Washington Apl. 29. 1805.
I have been favored with yours of the 18th.1 but not in time to be acknowledged by the mail of last week. I am not in immediate want of Carriage horses, but probably shall in the course of a year or so. I had contemplated a further use of the pair I have, untill I could provide a large & handsome pair to take their place, and untill I could find in my resources a convenient surplus beyond the demands on them. The offer you make is very friendly, and lays me under obligation: Whether I ought to accept it depends first on the degree of convenience with which you can await mine in making payment: Secondly on the ensemble of the horses, of which some allusion to the probable price would have better inabled me to judge. As to the first point I am unwilling to expose you to the risk of suffering from my delay, which tho’ I have reason to calculate that it would not be necessarily considerable, might prove so from unforeseen expences of which I have had already sufficient experience. As to the second, the omission may easily be supplied by a few lines from you. In the mean time however I insist that if you have decided to part with your horses, that you do not lose or endanger any opportunity that may offer; it being so very unlikely that in any event I shall be led to avail myself of the kind proposition you have made me.
I take this occasion, whilst I beg you to excuse the delay, to thank you for the trouble and the terms by which you procured me the Mare Clio. I have learnt from Gooch that she got safe into his hands, and I shall put her with some others to the best horse to be found. Having seen Dr Thornton’s Horse Cliffden,2 and heard from good authority the reputation of his Colts, I propose to give him the preference. He stands near Manchester.3 I have long regretted that in rearing horses I have so long made use of inferior brood mares, particularly those not thorough-bred, to which fancy & fashion attach so much value: and shall in future endeavor to repair the error.
Be so good as to present my affectionate respects to your father Mrs. W. and the family. I leave to my wife the account of mine. She writes by this mail. Very sincerely & respectfully I am Dr. Sir, Yours
1. Letter not found.
2. See William Thornton to JM, 19 Nov. 1804, PJM-SS, description begins Robert J. Brugger et al., eds., The Papers of James Madison: Secretary of State Series (9 vols. to date; Charlottesville, Va., 1986–). description ends 8:304–5 and n. 5.

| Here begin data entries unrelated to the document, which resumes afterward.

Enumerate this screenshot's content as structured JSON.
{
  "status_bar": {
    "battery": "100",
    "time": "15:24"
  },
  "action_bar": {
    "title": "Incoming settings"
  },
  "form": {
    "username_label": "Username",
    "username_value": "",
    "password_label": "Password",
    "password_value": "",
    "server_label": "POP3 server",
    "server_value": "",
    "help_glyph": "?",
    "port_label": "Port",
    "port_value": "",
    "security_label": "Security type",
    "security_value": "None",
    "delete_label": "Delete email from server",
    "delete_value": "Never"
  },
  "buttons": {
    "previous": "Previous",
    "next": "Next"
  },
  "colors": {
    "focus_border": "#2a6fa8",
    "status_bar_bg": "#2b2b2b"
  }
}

3. Manchester, Virginia, was a community southwest of the James River; it was incorporated into the city limits of Richmond in 1910 (Benjamin B. Weisiger III, Old Manchester & Its Environs, 1769–1910 [Richmond, 1993], 1, 30).